This grant will support redevelopment of a historic African American elementary school into a community marketplace and incubation space for food-based economic development. Local artists will use creative interventions to support cultural activities and storytelling.
This grant will help develop a site to support food businesses and provide opportunities for a growing immigrant and refugee populations. It will include a kitchen incubator which will include food skills and entrepreneurship training, and small business assistance.
This grant will support increased access to local, healthy food reflecting the culture, priorities, and participation of neighborhood residents. Components include food access projects, artists working in community organizing, and collaboration with local gardening organizations.
This grant will help transform a vacant building and lot into a healthy marketplace that will serve as a corner store and community hub. The project will expand access to fresh produce, integrate art and entrepreneurship into community and embed social and economic equity into development.
This grant supports efforts to establish a food innovation center, a nutrition-focused health campaign,and community farm stand that engages youth. The project includes a community kitchen, programming and meeting space.
This grant will fund key activities including expansion of local gardens and greenhouses, a community-supported agriculture program, health programming for community residents, and neighborhood branding through art and historic tours.
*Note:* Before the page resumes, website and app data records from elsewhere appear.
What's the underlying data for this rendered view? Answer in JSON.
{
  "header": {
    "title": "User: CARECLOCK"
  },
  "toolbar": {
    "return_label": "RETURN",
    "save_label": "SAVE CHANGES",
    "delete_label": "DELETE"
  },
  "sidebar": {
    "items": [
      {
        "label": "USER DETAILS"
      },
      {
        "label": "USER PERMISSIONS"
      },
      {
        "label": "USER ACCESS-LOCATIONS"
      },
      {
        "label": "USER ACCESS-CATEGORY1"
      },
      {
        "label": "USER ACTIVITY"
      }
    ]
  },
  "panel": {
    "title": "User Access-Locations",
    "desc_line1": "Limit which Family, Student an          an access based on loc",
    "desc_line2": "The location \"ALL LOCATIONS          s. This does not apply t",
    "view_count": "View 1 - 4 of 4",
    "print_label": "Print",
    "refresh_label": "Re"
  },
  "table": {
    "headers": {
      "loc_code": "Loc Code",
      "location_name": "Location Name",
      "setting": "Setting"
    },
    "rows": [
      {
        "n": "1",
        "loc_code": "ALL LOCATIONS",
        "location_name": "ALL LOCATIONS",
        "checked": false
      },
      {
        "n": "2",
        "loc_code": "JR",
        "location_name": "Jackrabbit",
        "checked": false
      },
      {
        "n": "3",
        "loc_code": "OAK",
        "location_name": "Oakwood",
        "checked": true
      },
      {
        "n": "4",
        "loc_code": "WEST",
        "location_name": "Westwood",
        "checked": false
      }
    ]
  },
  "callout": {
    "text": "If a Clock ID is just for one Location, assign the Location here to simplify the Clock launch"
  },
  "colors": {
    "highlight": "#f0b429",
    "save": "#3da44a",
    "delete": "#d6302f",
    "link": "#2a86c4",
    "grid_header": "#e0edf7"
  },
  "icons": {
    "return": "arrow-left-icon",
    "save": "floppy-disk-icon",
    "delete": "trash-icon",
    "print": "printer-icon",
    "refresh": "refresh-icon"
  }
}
This grant will support a comprehensive neighborhood food economy including commercial kitchen facilities, folk art studio spaces and expanded food sales to resident and grocers. It will bolster new market strategies and youth programs at its community-owned market garden.
This grant provides support for an arts-infused, year-round market and support for small food-related businesses and creative enterprise. The project includes recruiting home gardeners and cooks as potential vendors; and performances, workshops and other arts programming.
The Fresno Metro Ministry will develop the “What’s Cooking Fresno?” incubator project in the Blackstone Corridor to develop residents’ food business management and entrepreneurial skills. The project also includes the purchase and renovation of an abandoned building.
This grant support creation of a cultural hub to serve as a community gathering place and includes a new fresh food market and space for artistic demonstrations, displays and performances celebrating cultural heritage and neighborhood unity.
Green Opportunities is using their FreshLo planning grant to develop a comprehensive strategy that will strengthen their food programs to impact creative revitalization of the Southside neighborhood in ways that are inclusive and neighborhood-driven.
Students of Green Opportunities' Kitchen Ready Program, Christine Carter, Stephen Hammond and Kierra Byers, take a moment to reflect prior to serving a community meal at the Southside Kitchen.
Green Opportunities' Kitchen Ready Cycle 13 student Michelle O’dette prepares dessert at the Southside Kitchen community pop-up dinner.
At Green Opportunities' Pop-Up community dinner at the Southside Kitchen, Chef Hannan Shabacz greets community members as they enjoy the meal. Chef Shabacz tells community members about the program and the students who prepared their meal.
DAISA Enterprises serves as the National Program Office for FreshLo. With expertise working at the nexus of food, health, economy and community, the DAISA team provides strategic guidance for the initiative, manages daily operations, supports strategic learning, and works with FreshLo partners to build capacity.